# TASK BRIEF
On how many lines of these entries does the word "TradingView" occur? State the number alone.

- - -

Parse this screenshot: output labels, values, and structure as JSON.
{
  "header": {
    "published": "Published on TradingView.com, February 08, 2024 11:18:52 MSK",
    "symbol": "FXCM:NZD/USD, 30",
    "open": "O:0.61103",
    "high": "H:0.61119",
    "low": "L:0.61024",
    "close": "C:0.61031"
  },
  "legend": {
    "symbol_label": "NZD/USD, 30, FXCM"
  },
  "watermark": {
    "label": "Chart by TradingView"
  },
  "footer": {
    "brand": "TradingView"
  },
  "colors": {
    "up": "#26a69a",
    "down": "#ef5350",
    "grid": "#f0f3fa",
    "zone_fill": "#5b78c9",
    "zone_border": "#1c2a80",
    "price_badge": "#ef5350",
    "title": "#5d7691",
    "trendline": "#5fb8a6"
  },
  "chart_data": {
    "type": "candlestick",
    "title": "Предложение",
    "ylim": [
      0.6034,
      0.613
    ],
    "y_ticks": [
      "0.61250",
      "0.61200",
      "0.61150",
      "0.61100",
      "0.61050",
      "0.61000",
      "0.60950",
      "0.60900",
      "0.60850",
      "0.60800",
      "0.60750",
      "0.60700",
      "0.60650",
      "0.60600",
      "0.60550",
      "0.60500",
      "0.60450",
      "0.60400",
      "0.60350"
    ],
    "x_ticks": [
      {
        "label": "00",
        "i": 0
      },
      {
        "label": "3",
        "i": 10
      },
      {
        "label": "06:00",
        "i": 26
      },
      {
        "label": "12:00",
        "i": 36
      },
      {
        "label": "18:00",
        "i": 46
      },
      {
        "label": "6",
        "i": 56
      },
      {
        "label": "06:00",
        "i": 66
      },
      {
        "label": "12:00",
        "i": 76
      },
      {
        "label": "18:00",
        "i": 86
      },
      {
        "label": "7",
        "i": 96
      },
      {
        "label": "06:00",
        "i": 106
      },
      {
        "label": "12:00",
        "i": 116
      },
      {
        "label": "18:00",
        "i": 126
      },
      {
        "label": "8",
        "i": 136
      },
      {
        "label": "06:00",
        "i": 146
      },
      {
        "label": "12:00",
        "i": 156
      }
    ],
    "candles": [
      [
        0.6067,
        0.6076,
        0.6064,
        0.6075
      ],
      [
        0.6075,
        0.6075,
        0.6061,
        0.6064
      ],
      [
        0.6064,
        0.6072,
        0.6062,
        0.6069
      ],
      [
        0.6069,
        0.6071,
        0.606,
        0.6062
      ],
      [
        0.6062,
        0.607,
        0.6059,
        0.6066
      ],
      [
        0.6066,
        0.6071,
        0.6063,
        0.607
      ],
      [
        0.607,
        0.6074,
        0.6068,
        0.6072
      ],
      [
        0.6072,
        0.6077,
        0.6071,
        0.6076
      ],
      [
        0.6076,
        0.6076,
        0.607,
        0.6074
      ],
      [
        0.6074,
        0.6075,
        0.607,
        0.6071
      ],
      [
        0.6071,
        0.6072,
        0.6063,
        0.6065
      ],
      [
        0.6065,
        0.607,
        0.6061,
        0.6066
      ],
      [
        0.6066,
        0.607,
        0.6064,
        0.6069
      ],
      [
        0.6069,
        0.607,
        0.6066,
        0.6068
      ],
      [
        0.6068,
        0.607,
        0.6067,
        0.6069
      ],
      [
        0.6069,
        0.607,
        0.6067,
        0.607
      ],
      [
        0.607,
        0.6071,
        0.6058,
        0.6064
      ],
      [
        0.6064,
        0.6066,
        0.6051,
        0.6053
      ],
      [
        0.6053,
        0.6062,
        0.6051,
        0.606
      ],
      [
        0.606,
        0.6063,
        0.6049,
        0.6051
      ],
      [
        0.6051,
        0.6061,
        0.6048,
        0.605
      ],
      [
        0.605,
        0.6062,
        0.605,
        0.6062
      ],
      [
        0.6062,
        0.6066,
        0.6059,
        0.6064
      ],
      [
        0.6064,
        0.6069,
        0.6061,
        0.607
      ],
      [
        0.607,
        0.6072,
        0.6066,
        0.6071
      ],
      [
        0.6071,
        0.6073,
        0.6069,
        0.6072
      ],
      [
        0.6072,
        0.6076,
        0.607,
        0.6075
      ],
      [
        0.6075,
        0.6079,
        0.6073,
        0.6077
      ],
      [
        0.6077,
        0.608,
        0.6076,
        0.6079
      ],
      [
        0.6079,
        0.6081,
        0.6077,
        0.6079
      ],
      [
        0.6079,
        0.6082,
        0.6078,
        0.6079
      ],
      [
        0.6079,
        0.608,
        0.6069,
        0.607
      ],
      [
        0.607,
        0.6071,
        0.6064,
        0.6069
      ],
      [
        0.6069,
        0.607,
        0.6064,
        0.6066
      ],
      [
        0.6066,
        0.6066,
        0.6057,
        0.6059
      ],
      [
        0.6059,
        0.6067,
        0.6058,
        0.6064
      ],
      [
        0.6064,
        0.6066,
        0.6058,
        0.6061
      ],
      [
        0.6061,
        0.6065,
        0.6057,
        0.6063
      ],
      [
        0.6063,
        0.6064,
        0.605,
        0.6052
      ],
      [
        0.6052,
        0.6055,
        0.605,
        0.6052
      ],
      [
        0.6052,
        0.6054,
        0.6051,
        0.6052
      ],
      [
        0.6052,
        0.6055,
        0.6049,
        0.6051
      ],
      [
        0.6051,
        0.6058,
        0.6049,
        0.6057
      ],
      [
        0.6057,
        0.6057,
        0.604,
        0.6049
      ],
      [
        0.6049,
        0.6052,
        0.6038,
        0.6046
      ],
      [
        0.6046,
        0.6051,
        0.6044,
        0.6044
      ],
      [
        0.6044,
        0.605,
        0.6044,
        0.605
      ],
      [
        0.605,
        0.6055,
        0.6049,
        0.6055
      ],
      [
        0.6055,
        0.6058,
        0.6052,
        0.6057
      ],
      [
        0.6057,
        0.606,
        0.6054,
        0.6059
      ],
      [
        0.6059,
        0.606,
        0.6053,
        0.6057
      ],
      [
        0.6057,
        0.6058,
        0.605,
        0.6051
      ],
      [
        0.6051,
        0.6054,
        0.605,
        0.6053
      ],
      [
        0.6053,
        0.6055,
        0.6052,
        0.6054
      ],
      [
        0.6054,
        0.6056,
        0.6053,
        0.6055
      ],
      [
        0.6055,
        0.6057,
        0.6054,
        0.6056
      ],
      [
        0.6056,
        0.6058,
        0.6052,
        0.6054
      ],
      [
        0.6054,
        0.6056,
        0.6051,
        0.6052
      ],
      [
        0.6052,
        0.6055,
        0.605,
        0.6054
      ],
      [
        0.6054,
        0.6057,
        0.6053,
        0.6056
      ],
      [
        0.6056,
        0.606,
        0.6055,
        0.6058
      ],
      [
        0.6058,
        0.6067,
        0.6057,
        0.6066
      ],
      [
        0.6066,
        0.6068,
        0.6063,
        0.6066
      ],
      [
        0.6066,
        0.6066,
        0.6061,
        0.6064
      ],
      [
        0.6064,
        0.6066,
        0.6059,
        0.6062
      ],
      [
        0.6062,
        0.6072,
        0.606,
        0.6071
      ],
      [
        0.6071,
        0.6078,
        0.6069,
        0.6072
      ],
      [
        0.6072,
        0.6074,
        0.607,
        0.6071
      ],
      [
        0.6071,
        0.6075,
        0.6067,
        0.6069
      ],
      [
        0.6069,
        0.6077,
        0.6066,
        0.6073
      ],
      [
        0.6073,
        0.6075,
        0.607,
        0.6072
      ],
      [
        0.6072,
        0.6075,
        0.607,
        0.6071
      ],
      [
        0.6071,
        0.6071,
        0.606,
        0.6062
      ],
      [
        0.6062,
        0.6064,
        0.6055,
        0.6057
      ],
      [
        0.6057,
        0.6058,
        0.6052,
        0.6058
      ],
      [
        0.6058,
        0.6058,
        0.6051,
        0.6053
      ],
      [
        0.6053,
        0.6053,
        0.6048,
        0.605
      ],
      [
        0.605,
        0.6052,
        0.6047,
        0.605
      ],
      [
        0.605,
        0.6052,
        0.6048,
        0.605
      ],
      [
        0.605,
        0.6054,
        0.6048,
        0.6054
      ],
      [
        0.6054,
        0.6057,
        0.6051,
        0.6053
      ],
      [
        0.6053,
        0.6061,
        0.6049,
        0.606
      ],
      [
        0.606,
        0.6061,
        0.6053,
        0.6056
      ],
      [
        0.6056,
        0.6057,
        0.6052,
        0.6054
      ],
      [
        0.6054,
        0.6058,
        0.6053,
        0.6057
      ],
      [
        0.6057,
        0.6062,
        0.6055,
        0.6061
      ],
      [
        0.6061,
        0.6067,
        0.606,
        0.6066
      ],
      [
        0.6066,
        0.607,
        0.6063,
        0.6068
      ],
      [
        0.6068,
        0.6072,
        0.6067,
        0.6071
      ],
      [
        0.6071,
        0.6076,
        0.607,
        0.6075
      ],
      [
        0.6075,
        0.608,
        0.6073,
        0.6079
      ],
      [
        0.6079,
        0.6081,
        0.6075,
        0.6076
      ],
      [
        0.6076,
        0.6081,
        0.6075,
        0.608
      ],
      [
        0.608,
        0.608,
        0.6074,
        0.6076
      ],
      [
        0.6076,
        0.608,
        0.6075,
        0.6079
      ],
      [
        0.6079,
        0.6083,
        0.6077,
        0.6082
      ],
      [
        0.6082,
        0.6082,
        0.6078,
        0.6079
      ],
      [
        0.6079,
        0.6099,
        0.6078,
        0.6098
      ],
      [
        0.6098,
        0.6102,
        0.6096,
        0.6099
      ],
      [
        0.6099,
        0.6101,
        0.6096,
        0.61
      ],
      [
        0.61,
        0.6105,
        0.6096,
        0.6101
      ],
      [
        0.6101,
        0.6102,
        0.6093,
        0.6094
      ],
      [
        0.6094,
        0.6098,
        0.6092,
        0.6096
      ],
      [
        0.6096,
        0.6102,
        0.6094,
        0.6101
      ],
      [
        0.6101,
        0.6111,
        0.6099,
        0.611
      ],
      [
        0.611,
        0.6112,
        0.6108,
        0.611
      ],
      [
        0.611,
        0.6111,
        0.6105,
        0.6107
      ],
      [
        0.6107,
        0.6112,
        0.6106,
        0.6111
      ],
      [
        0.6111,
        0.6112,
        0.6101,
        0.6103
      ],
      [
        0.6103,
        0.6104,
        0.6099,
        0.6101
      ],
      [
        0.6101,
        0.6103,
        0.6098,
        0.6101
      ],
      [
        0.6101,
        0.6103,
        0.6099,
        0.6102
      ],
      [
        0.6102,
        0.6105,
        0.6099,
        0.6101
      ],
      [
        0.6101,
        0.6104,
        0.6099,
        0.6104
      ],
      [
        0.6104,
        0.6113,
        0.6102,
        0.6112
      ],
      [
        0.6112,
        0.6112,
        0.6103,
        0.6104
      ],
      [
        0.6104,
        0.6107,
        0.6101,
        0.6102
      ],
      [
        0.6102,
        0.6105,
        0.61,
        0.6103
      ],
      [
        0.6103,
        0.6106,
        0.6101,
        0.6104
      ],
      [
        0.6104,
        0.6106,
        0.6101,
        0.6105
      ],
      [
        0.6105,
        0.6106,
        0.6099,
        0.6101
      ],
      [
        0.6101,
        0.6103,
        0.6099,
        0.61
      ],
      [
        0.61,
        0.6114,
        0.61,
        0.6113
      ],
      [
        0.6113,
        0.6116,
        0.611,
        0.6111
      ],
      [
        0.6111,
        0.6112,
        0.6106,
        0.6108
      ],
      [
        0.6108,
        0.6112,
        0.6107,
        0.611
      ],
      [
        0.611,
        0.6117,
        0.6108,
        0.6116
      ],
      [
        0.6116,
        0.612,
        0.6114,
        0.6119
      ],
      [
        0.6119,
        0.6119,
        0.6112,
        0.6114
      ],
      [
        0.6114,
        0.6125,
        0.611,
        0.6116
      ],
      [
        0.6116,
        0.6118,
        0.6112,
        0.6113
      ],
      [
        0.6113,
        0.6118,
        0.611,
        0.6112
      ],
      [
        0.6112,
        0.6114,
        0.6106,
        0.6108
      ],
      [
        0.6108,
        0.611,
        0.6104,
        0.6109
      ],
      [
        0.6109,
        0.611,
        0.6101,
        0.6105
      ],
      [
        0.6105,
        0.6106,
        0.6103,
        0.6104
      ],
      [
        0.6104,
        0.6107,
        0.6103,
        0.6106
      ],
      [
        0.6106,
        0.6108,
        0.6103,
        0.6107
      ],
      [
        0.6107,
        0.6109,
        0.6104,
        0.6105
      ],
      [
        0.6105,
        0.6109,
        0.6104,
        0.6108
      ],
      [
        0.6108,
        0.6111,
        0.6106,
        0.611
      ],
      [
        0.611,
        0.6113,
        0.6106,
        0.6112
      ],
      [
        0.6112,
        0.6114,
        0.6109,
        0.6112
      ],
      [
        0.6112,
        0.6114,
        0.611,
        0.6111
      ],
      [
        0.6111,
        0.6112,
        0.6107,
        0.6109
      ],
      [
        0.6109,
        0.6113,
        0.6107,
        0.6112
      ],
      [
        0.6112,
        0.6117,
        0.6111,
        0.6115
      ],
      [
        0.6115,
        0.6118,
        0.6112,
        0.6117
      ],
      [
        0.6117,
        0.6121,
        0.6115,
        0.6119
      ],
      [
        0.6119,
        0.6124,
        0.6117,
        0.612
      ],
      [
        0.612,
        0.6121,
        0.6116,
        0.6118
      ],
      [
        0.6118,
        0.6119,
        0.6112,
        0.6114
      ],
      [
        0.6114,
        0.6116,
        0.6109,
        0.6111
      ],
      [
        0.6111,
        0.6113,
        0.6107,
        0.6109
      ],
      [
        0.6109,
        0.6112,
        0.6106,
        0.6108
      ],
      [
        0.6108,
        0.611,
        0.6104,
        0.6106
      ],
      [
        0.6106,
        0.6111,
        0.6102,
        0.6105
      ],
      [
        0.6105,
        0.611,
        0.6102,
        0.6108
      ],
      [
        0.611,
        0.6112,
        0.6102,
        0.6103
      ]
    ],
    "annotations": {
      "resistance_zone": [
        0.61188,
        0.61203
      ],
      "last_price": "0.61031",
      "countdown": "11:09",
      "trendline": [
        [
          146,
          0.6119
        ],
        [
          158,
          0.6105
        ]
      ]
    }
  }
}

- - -

# ANSWER BOX
3